While shocking pictures of elder abuse make their way into a drive-by reporting of a disturbing event, few report the abuse leveled on a caregiver by an impaired loved one. Caregivers routinely feel the riptide of the gray wave when they are cursed, grabbed, and verbally and physically assaulted by their loved one. Yet they continue showing up to do the work.
But, should the caregiver succumb to the emotional, physical, and fiscal pressures, it’s a two-for-one tragedy.
While media outlets will report on a red or blue wave on election night, millions of Americans will wake up the next morning and continue facing the gray one.
Of course, this doesn’t even factor in the additional tens of millions caring for special needs children, impaired loved ones, and other debilitating issues affecting individuals who aren’t seniors.
Answers remain elusive for caregivers.
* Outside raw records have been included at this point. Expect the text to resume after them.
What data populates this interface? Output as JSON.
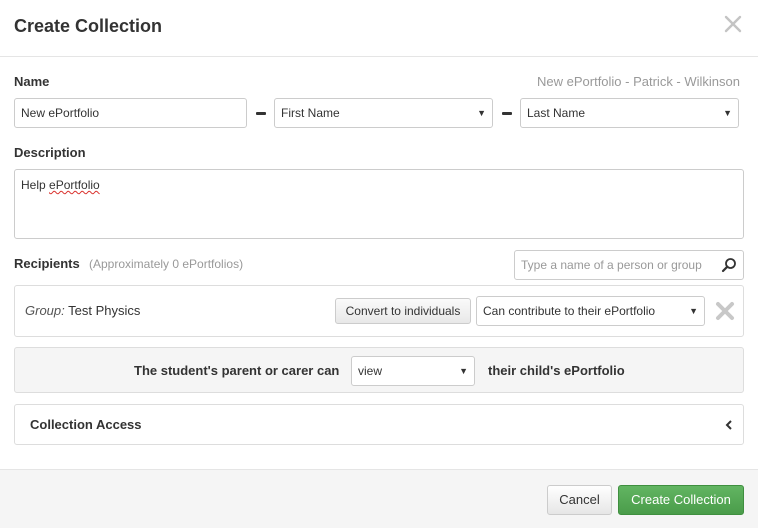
{
  "dialog": {
    "title": "Create Collection"
  },
  "name_section": {
    "label": "Name",
    "preview": "New ePortfolio - Patrick - Wilkinson",
    "name_value": "New ePortfolio",
    "first_select": "First Name",
    "last_select": "Last Name"
  },
  "description": {
    "label": "Description",
    "value_prefix": "Help ",
    "value_misspelled": "ePortfolio"
  },
  "recipients": {
    "label": "Recipients",
    "count_text": "(Approximately 0 ePortfolios)",
    "search_placeholder": "Type a name of a person or group",
    "group": {
      "prefix": "Group:",
      "name": "Test Physics",
      "convert_label": "Convert to individuals",
      "permission": "Can contribute to their ePortfolio"
    }
  },
  "parent_access": {
    "before": "The student's parent or carer can",
    "permission": "view",
    "after": "their child's ePortfolio"
  },
  "collection_access": {
    "label": "Collection Access"
  },
  "footer": {
    "cancel_label": "Cancel",
    "create_label": "Create Collection"
  },
  "colors": {
    "primary_button": "#5cb85c",
    "label_muted": "#999999",
    "remove_icon": "#c8c8c8"
  },
  "icons": [
    "close-icon",
    "dropdown-arrow-icon",
    "search-icon",
    "remove-icon",
    "chevron-left-icon"
  ]
}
One does not solve waves or storms. But as a nation, we can come together and provide a well-lit path to safety. In doing so, we provide caregivers with the opportunity to catch their breath, take a knee if they need to—and develop healthier strategies for moving forward. We can plead with caregivers to see their own physician, and we can direct them to the shelter of pastoral care, mental health counselors, and support groups.
This issue will affect us all. If we love someone, we will be a caregiver. And the baby boomers clearly demonstrate, living long enough ensures we’ll need one.
Peter Rosenberger hosts a radio program for family caregivers broadcast weekly from Nashville on more than 200 stations. He has served as a caregiver for his wife Gracie, who has lived with severe disabilities for more than 30 years.